═══ DATASET

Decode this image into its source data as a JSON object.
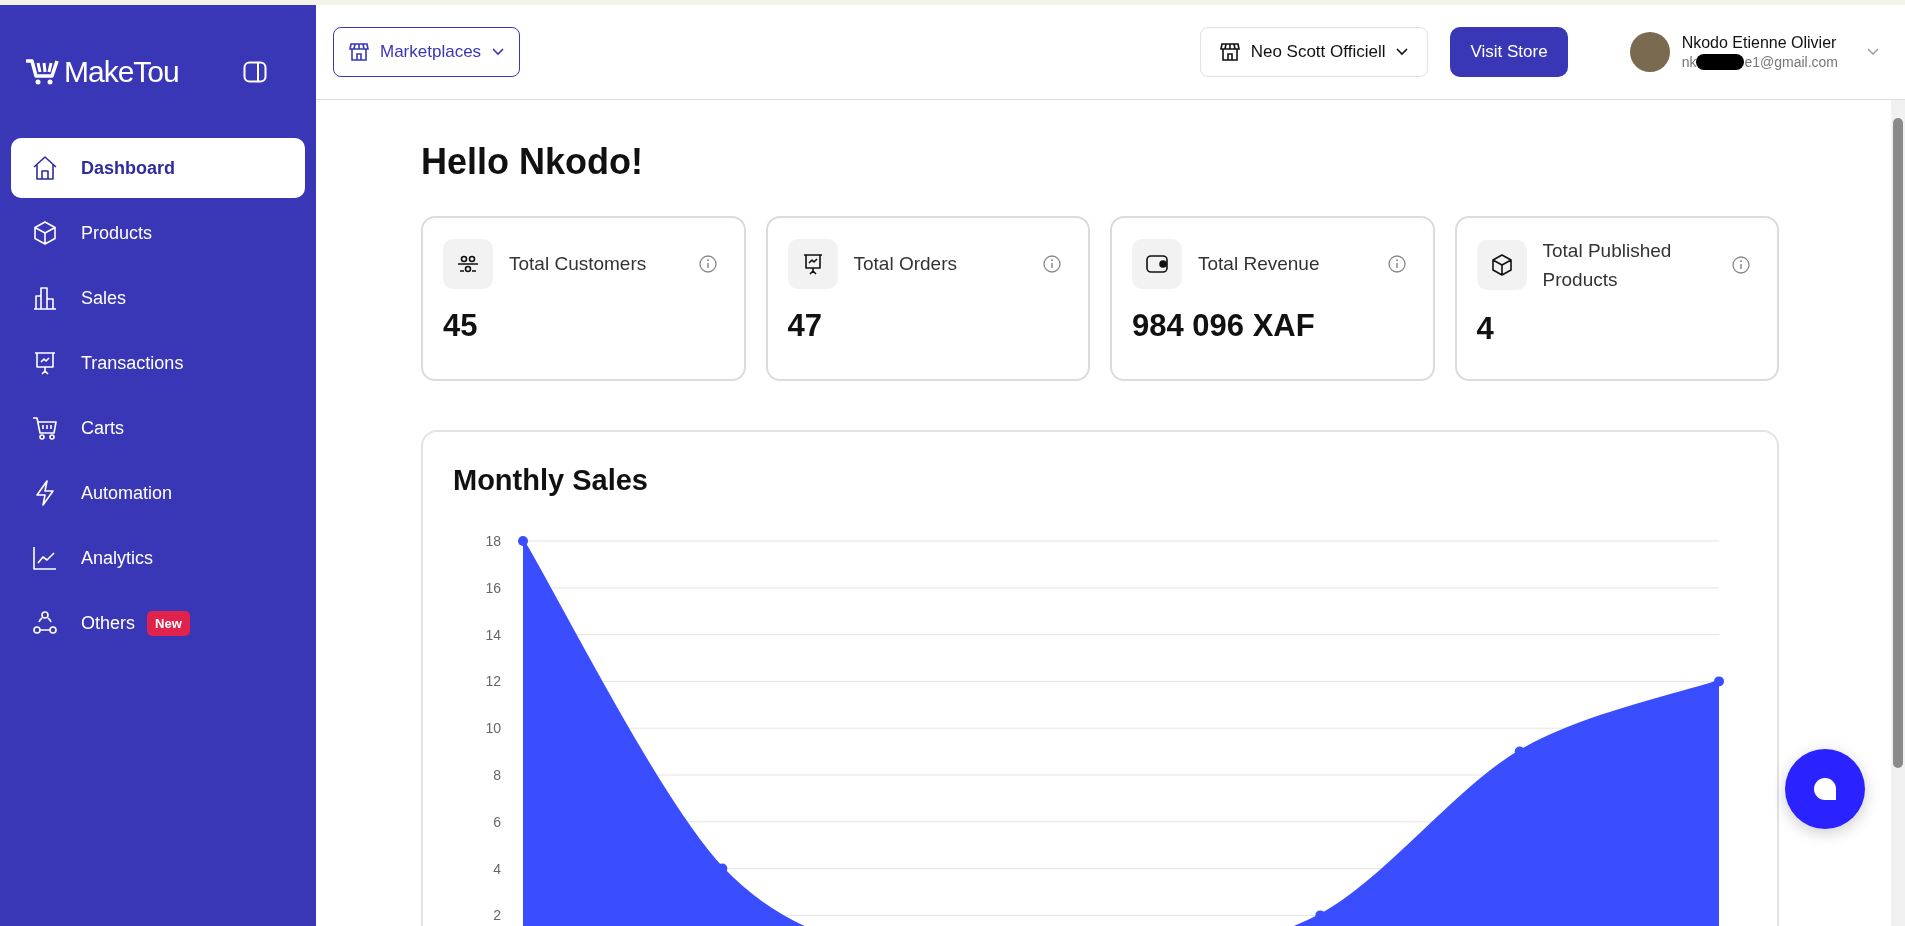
{
  "sidebar": {
    "logo": "MakeTou",
    "items": [
      {
        "label": "Dashboard",
        "selected": true
      },
      {
        "label": "Products",
        "selected": false
      },
      {
        "label": "Sales",
        "selected": false
      },
      {
        "label": "Transactions",
        "selected": false
      },
      {
        "label": "Carts",
        "selected": false
      },
      {
        "label": "Automation",
        "selected": false
      },
      {
        "label": "Analytics",
        "selected": false
      },
      {
        "label": "Others",
        "selected": false,
        "badge": "New"
      }
    ]
  },
  "header": {
    "marketplaces": "Marketplaces",
    "store": "Neo Scott Officiell",
    "visit_button": "Visit Store",
    "user": {
      "name": "Nkodo Etienne Olivier",
      "email_start": "nk",
      "email_end": "e1@gmail.com"
    }
  },
  "greeting": "Hello Nkodo!",
  "stats": [
    {
      "label": "Total Customers",
      "value": "45"
    },
    {
      "label": "Total Orders",
      "value": "47"
    },
    {
      "label": "Total Revenue",
      "value": "984 096 XAF"
    },
    {
      "label": "Total Published Products",
      "value": "4"
    }
  ],
  "monthly_sales": {
    "title": "Monthly Sales",
    "chart_data": {
      "type": "area",
      "values": [
        18,
        4,
        0,
        0,
        2,
        9,
        12
      ],
      "ylim": [
        0,
        18
      ],
      "grid": true,
      "yticks": [
        2,
        4,
        6,
        8,
        10,
        12,
        14,
        16,
        18
      ]
    }
  }
}
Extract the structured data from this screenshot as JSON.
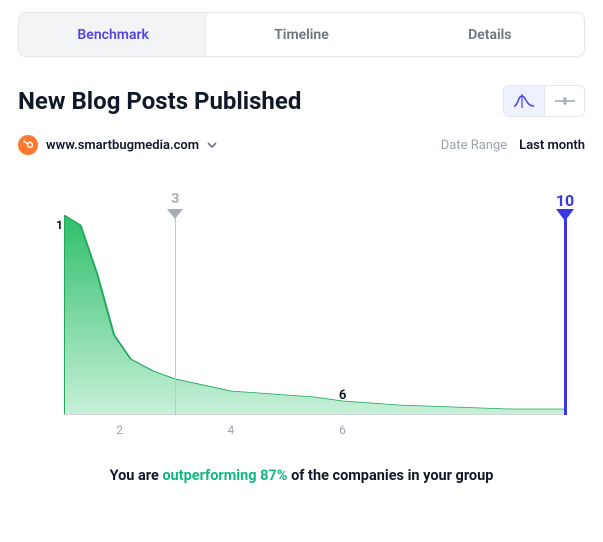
{
  "tabs": {
    "benchmark": "Benchmark",
    "timeline": "Timeline",
    "details": "Details"
  },
  "title": "New Blog Posts Published",
  "domain": {
    "name": "www.smartbugmedia.com"
  },
  "date_range": {
    "label": "Date Range",
    "value": "Last month"
  },
  "markers": {
    "median": {
      "value": "3"
    },
    "you": {
      "value": "10"
    },
    "peak_y": "1",
    "tail_x": "6"
  },
  "x_ticks": {
    "t2": "2",
    "t4": "4",
    "t6": "6"
  },
  "summary": {
    "prefix": "You are ",
    "highlight": "outperforming 87%",
    "suffix": " of the companies in your group"
  },
  "colors": {
    "accent": "#3b37e0",
    "green_fill_top": "#34d07a",
    "green_fill_bot": "#a7e9c4",
    "gray": "#a8adb7"
  },
  "chart_data": {
    "type": "area",
    "title": "New Blog Posts Published",
    "xlabel": "",
    "ylabel": "",
    "xlim": [
      1,
      10
    ],
    "ylim": [
      0,
      1
    ],
    "x_ticks": [
      2,
      4,
      6
    ],
    "series": [
      {
        "name": "distribution",
        "x": [
          1.0,
          1.3,
          1.6,
          1.9,
          2.2,
          2.6,
          3.0,
          3.5,
          4.0,
          4.5,
          5.0,
          5.5,
          6.0,
          7.0,
          8.0,
          9.0,
          10.0
        ],
        "values": [
          1.0,
          0.95,
          0.7,
          0.4,
          0.28,
          0.22,
          0.18,
          0.15,
          0.12,
          0.11,
          0.1,
          0.09,
          0.07,
          0.05,
          0.04,
          0.03,
          0.03
        ]
      }
    ],
    "annotations": [
      {
        "kind": "vline",
        "x": 3,
        "label": "3",
        "color": "#a8adb7",
        "role": "median"
      },
      {
        "kind": "vline",
        "x": 10,
        "label": "10",
        "color": "#3b37e0",
        "role": "you"
      },
      {
        "kind": "point_label",
        "x": 1,
        "y": 1.0,
        "text": "1"
      },
      {
        "kind": "point_label",
        "x": 6,
        "y": 0.07,
        "text": "6"
      }
    ]
  }
}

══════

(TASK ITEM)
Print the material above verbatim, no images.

(TASK SOLUTION)
Decode this image into its source data as a JSON object.
{
  "sidebar": {
    "logo": "MakeTou",
    "items": [
      {
        "label": "Dashboard",
        "selected": true
      },
      {
        "label": "Products",
        "selected": false
      },
      {
        "label": "Sales",
        "selected": false
      },
      {
        "label": "Transactions",
        "selected": false
      },
      {
        "label": "Carts",
        "selected": false
      },
      {
        "label": "Automation",
        "selected": false
      },
      {
        "label": "Analytics",
        "selected": false
      },
      {
        "label": "Others",
        "selected": false,
        "badge": "New"
      }
    ]
  },
  "header": {
    "marketplaces": "Marketplaces",
    "store": "Neo Scott Officiell",
    "visit_button": "Visit Store",
    "user": {
      "name": "Nkodo Etienne Olivier",
      "email_start": "nk",
      "email_end": "e1@gmail.com"
    }
  },
  "greeting": "Hello Nkodo!",
  "stats": [
    {
      "label": "Total Customers",
      "value": "45"
    },
    {
      "label": "Total Orders",
      "value": "47"
    },
    {
      "label": "Total Revenue",
      "value": "984 096 XAF"
    },
    {
      "label": "Total Published Products",
      "value": "4"
    }
  ],
  "monthly_sales": {
    "title": "Monthly Sales",
    "chart_data": {
      "type": "area",
      "values": [
        18,
        4,
        0,
        0,
        2,
        9,
        12
      ],
      "ylim": [
        0,
        18
      ],
      "grid": true,
      "yticks": [
        2,
        4,
        6,
        8,
        10,
        12,
        14,
        16,
        18
      ]
    }
  }
}
Extract the structured data from this screenshot as JSON.
{
  "tabs": {
    "benchmark": "Benchmark",
    "timeline": "Timeline",
    "details": "Details"
  },
  "title": "New Blog Posts Published",
  "domain": {
    "name": "www.smartbugmedia.com"
  },
  "date_range": {
    "label": "Date Range",
    "value": "Last month"
  },
  "markers": {
    "median": {
      "value": "3"
    },
    "you": {
      "value": "10"
    },
    "peak_y": "1",
    "tail_x": "6"
  },
  "x_ticks": {
    "t2": "2",
    "t4": "4",
    "t6": "6"
  },
  "summary": {
    "prefix": "You are ",
    "highlight": "outperforming 87%",
    "suffix": " of the companies in your group"
  },
  "colors": {
    "accent": "#3b37e0",
    "green_fill_top": "#34d07a",
    "green_fill_bot": "#a7e9c4",
    "gray": "#a8adb7"
  },
  "chart_data": {
    "type": "area",
    "title": "New Blog Posts Published",
    "xlabel": "",
    "ylabel": "",
    "xlim": [
      1,
      10
    ],
    "ylim": [
      0,
      1
    ],
    "x_ticks": [
      2,
      4,
      6
    ],
    "series": [
      {
        "name": "distribution",
        "x": [
          1.0,
          1.3,
          1.6,
          1.9,
          2.2,
          2.6,
          3.0,
          3.5,
          4.0,
          4.5,
          5.0,
          5.5,
          6.0,
          7.0,
          8.0,
          9.0,
          10.0
        ],
        "values": [
          1.0,
          0.95,
          0.7,
          0.4,
          0.28,
          0.22,
          0.18,
          0.15,
          0.12,
          0.11,
          0.1,
          0.09,
          0.07,
          0.05,
          0.04,
          0.03,
          0.03
        ]
      }
    ],
    "annotations": [
      {
        "kind": "vline",
        "x": 3,
        "label": "3",
        "color": "#a8adb7",
        "role": "median"
      },
      {
        "kind": "vline",
        "x": 10,
        "label": "10",
        "color": "#3b37e0",
        "role": "you"
      },
      {
        "kind": "point_label",
        "x": 1,
        "y": 1.0,
        "text": "1"
      },
      {
        "kind": "point_label",
        "x": 6,
        "y": 0.07,
        "text": "6"
      }
    ]
  }
}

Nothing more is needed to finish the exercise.